The work #7


— Allison House




The work #5

We are all many things. We all do many things. We will do many more things throughout our lives. Yet, when we are gone, most will primarily remember only one of them. They will pick from the lot and remember you as that. What they pick will, in their mind at least, be all that you are. Therefore, it is our job to ask ourselves with all the things we allow ourselves to do, with each and every one, “Is this something I want to be remembered for?”

— Patrick Rhone, “What Will You Be Remembered For?”


The work #4

Your code isn’t important: what matters are the ideas your code brings to life. Shitty code that makes a point is better than perfect code that proves nothing.

Don’t waste your short life getting lost in the geeky details of the toolkit du jour. Spend it using your skills to create something that matters to you, that may even last longer than you.

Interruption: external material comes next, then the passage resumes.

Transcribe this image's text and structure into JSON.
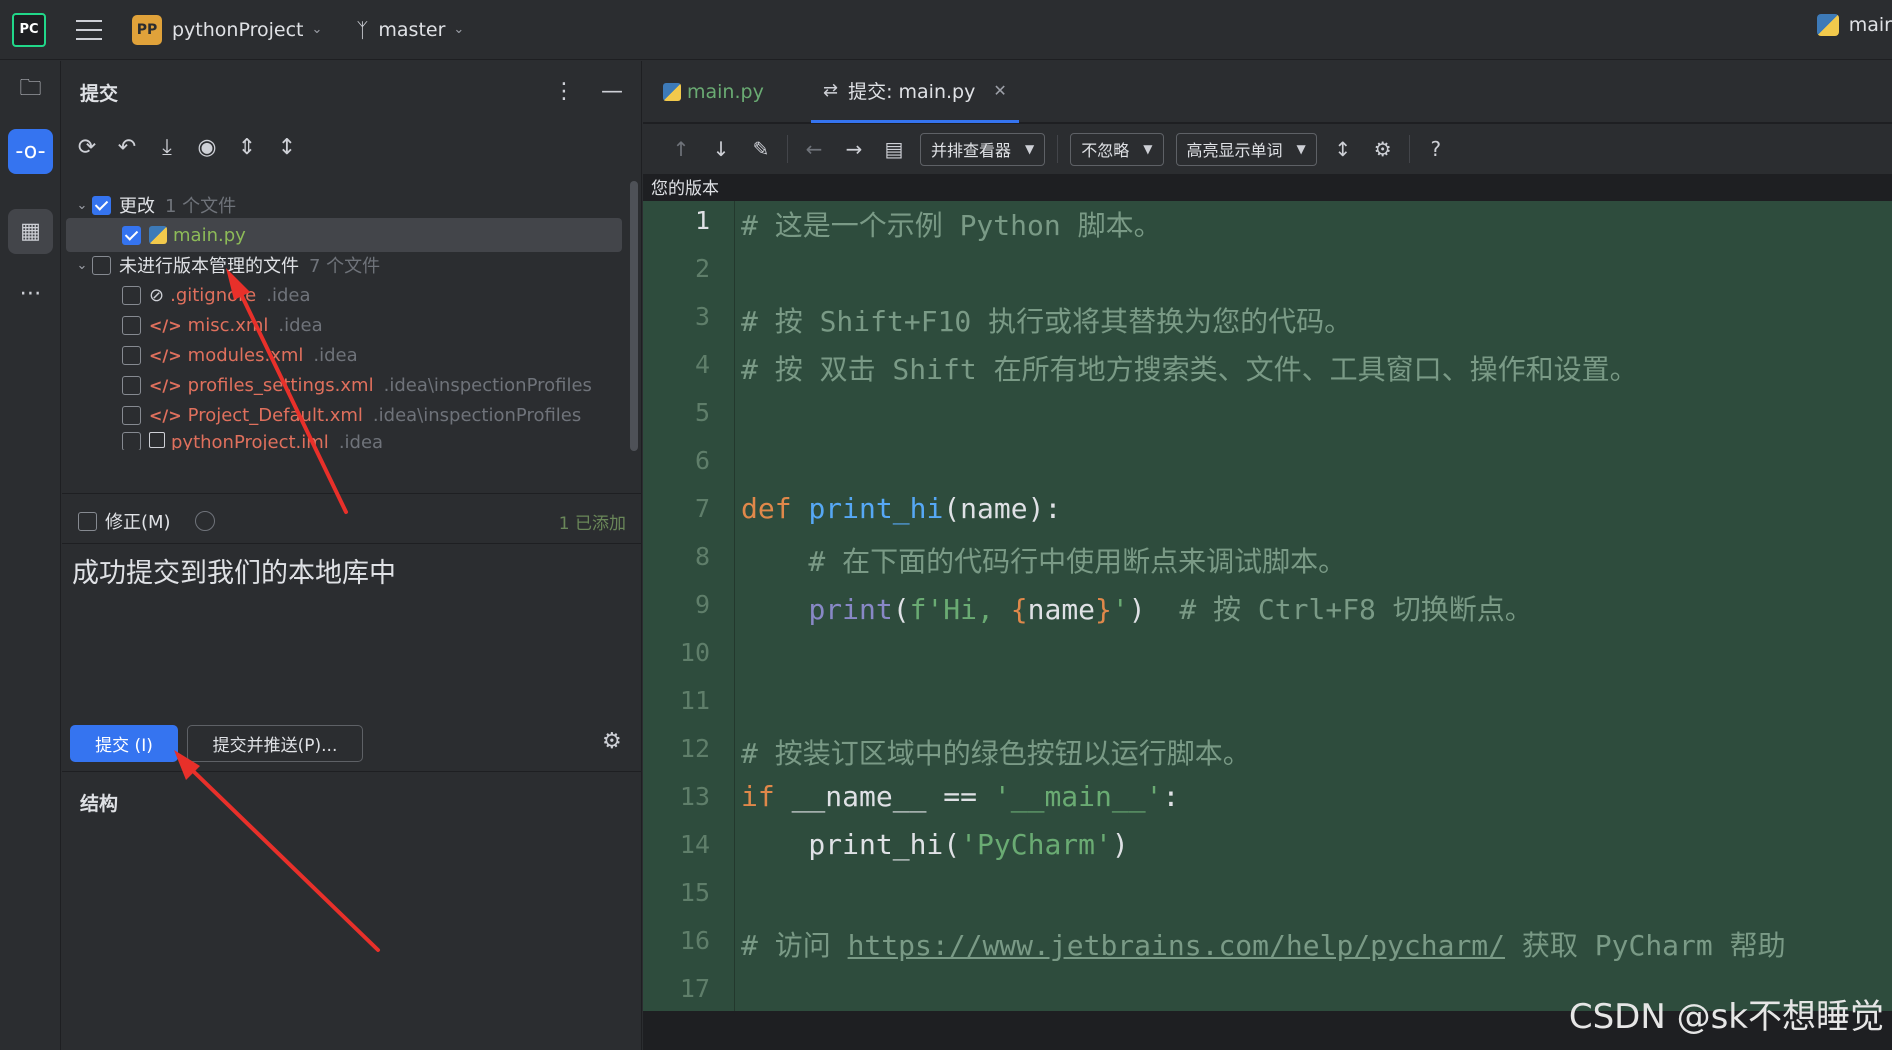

Most developers have far more power than we realize but too many of us squander it building things we don’t care about. Now is your time to make a difference. If you don’t do it now it may never happen.

— Nick Bradbury, “Code is Temporary”


The work #3

Some mornings, in a perfect world, you might wake up, have a coffee, finish meditation, and say ‘Okay, today I’m going into the shop to work on a lamp.’ This idea comes to you, you can see it, but to accomplish it you need what I call a ‘setup.’ For example, you may need a working shop or a working painting studio. You may need a working music studio. Or a computer room where you can write something. It’s crucial to have a setup, so that, at any given moment, when you get an idea, you have the place and the tools to make it happen.
If you don’t have a setup, there are many times when you get the inspiration, the idea, but you have no tools, no place to put it together. And the idea just sits there and festers. Over time it will go away. You didn’t fulfill it – and that’s just a heartache.

— David Lynch, “Catching the Big Fish”


The work #2

Of the hundreds upon hundreds of programmers we’ve worked or spoken with in the past year, I can’t think of a single time when the existence or absence of a degree made any difference. Anecdotally, we’ve seen little correlation between being a good programmer and having a degree in computer science (yes, even when it comes to understanding stuff like the growth of functions or tail-call optimization). There does, however, seem to be a strong correlation between writing lots of code, loving programming, and being awesome.

— Nick Bergson-Shilcock


The work


One could argue we should consider the good-enough-to-get-a-job skills to be the “baseline.” But there are a whole lot of front-end jobs to choose from, and getting one doesn’t establish much of a baseline. For me, I don’t want to get a job; I want to get invited to great jobs. I don’t want to go to work; I want to go to work with talented people. And I don’t want to be satisfied with knowing enough to do the work that needed to be done yesterday; I want to know how to do the work that will need to get done tomorrow.

— Rebecca Murphey